One of the films at this month’s St. Louis International Film Festival is about the history of Cairo, Illinois, the southernmost town in the state.
Host Steve Potter talks with co-directors and filmmakers Nick Jordan and Jacob Cartwright of “Between Two Rivers.” Potter is also joined by Stace England, the lead singer of Stace England and the Salt Kings.
England calls Cairo the most fascinating town in America, and a few years ago, came out with a CD highlighting the town.
Army Corps to Begin Immediate Repairs to Mississippi River Levee
The U.S. Army Corps of Engineers intentionally breached the Mississippi River levee during flooding earlier this spring.
Gov. Jay Nixon announced Wednesday that Maj. Gen. Michael Walsh, who ordered the breach in early May, said the levee in southeast Missouri will be rebuilt at three breach points.
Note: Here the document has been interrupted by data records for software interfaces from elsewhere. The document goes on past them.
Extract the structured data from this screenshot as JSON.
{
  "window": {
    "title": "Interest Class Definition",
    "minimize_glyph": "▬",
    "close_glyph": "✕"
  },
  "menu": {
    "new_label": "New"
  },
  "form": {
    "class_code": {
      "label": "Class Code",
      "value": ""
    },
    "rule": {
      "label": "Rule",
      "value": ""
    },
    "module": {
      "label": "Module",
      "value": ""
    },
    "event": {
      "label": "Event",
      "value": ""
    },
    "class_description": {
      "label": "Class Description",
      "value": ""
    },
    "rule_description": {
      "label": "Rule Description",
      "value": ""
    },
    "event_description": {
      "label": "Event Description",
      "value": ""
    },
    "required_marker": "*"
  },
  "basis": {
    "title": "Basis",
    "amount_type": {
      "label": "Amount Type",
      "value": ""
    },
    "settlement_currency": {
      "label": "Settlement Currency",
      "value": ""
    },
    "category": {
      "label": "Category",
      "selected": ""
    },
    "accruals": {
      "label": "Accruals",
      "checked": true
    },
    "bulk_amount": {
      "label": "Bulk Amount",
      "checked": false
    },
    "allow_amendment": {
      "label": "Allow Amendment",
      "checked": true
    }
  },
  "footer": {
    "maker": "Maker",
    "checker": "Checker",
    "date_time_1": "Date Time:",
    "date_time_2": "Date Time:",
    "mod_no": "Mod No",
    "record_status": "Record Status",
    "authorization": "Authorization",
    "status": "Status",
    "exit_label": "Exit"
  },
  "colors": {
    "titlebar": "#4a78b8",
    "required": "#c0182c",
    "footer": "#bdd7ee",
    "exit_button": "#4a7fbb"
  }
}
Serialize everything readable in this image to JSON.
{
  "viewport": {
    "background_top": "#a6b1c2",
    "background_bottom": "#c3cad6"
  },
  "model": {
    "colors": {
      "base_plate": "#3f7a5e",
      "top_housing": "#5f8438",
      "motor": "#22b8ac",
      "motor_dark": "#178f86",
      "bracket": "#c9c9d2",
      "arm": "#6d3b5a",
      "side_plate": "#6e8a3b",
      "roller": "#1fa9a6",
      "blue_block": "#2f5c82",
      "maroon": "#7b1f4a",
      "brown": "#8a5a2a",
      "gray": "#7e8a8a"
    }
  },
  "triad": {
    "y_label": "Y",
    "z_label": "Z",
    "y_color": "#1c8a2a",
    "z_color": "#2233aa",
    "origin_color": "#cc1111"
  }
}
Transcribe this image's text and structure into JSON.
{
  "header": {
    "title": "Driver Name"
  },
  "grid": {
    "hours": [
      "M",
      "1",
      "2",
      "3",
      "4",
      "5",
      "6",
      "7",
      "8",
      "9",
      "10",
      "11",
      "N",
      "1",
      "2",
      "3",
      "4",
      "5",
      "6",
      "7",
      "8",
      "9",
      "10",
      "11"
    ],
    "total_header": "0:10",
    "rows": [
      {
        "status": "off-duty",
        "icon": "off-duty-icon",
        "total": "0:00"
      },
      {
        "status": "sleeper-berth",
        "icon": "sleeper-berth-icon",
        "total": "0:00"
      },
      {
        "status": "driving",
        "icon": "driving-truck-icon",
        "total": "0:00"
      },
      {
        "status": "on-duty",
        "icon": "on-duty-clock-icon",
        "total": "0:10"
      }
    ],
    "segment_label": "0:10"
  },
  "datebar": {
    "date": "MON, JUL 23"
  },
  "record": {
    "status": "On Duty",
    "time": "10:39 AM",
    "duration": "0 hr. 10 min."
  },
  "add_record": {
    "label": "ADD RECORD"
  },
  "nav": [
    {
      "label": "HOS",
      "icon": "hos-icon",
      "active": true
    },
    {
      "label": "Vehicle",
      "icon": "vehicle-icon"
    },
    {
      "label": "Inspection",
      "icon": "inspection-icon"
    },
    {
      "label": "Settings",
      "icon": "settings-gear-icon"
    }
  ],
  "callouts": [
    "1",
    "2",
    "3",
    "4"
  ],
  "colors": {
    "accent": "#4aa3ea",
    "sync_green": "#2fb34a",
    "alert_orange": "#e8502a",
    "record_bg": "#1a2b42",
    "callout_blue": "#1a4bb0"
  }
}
The corps breached the levee to relieve pressure on the floodwall at nearby Cairo, Ill., which spared the town from being flooded but inundated about 130,000 acres of Missouri farmland.
Flooded streets in Cairo, Ill on May 2. The decision by the Army Corps of Engineers to open the Birds Point-New Madrid floodway has brought relief to the small town, but more record crests are predicted along the Mississippi River.
Updated with Gov. Nixon's request for a disaster declaration.
The decision by the Army Corps of Engineers to blast the levee at Birds Point appears to have brought some relief to Cairo, Ill., but the possibility of record crests continues all along the Mississippi River.
A screen grab still frame of a video by the U.S. Army Corps of Engineers of today's second levee blast near New Madrid, Mo. You can see video, from the ground and the air, of the blast below the story text.
Credit (U.S. Army Corps of Engineers video screen grab)
Updated 1:23 p.m. May 3 with information about lawsuit:
Via the Associated Press:
A group of 25 southeast Missouri farmers is suing the federal government over its decision to blow a hole in a levee, causing their farmland and houses to flood.
Cape Girardeau attorney J. Michael Ponder filed the lawsuit Tuesday, less than 24 hours after the U.S. Army Corps of Engineers detonated explosives on the Birds Point levee to ease pressure from the swelling Mississippi River.
Mo. State Highway Patrol's Roger Shikles keeps watch while passing a mailbox in Butler County, Mo. on April 26, 2011. A levee had breached in the area. A decision to intentionally break a levee in another flood-threatened area, Cairo, Ill. is pending.
Missouri officials are appealing a federal judge's ruling that says the Army Corps of Engineers can break a levee and flood Missouri farmland if necessary to spare an Illinois town upstream.
U.S. District Judge Stephen Limbaugh Jr. ruled Friday that the corps' plan to breach the Birds Point levee is appropriate to ensure flood-control along the Mississippi. Missouri Attorney General Chris Koster appealed to the 8th U.S. Circuit Court of Appeals in St. Louis a short time later.
mbers of the Missouri State Highway Patrol and Missouri National Guard survey a levy breach in Butler County, Missouri on April 26, 2011. The levee along the Black River has breached in several places, forcing authorities to evacuate residents.